= REQUIRED ACTION =
Check each line of the records below for the string "modified", then state how many lines contain it, with no other output.

Website and app data records

= = = = =

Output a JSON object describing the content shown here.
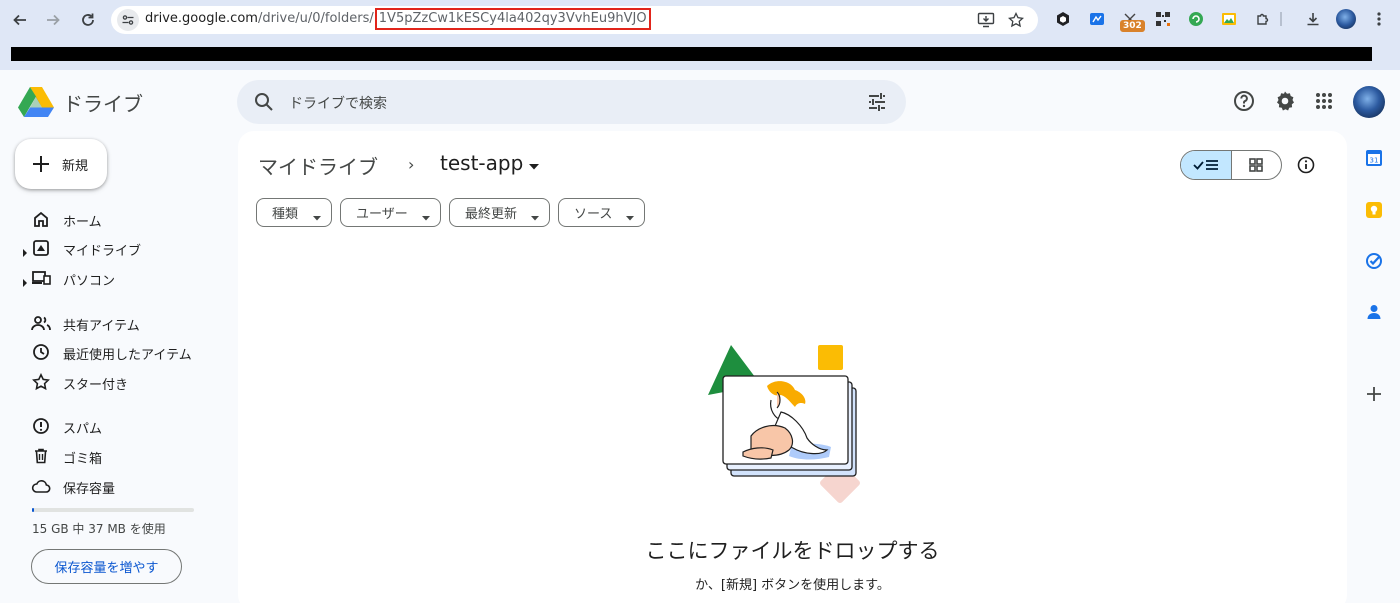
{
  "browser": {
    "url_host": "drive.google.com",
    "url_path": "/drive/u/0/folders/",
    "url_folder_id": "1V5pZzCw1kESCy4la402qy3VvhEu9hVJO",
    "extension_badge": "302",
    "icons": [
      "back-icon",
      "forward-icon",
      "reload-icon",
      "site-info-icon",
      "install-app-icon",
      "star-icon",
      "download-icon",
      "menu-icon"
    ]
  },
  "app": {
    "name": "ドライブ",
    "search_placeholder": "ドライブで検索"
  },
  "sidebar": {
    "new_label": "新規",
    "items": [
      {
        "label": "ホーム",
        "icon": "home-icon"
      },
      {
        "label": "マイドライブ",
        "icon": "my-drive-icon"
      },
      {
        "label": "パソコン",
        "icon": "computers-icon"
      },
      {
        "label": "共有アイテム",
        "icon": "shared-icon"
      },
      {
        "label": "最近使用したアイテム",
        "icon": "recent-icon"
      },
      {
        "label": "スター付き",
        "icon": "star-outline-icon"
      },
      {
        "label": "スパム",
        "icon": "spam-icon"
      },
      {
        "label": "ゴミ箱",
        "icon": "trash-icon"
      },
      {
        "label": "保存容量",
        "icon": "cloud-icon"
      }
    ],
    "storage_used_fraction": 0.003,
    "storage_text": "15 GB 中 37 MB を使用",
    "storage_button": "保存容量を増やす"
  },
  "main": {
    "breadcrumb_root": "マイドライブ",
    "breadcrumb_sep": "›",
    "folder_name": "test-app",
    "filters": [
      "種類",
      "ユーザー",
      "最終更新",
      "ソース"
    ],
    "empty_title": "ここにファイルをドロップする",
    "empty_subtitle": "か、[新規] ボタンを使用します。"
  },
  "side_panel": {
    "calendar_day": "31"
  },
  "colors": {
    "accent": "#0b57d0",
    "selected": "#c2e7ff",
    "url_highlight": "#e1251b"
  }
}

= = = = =

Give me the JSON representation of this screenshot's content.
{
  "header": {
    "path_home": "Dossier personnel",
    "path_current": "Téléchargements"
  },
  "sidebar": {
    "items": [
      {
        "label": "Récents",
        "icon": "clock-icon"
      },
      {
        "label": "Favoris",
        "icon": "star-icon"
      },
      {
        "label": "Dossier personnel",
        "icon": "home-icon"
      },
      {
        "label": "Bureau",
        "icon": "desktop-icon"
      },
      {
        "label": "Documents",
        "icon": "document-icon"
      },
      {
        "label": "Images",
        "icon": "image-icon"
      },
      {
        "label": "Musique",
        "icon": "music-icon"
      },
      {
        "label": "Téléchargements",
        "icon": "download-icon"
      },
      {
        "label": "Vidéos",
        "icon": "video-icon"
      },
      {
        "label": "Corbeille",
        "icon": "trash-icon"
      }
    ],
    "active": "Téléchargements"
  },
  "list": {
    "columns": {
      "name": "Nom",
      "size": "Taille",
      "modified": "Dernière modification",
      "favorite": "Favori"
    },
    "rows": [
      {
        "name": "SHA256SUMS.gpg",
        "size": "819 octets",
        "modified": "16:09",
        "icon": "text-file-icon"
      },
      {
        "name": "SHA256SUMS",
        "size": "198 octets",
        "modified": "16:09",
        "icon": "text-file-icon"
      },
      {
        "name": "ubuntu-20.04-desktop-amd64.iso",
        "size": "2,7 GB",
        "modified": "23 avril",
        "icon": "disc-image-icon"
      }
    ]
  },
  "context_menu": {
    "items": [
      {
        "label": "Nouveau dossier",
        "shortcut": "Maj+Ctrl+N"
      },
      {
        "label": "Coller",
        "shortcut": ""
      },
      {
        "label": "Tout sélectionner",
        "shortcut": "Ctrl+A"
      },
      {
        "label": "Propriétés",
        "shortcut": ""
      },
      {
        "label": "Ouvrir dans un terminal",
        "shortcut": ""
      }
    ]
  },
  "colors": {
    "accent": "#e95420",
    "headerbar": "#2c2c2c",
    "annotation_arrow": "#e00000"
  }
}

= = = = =

= EXERCISE OUTPUT =
4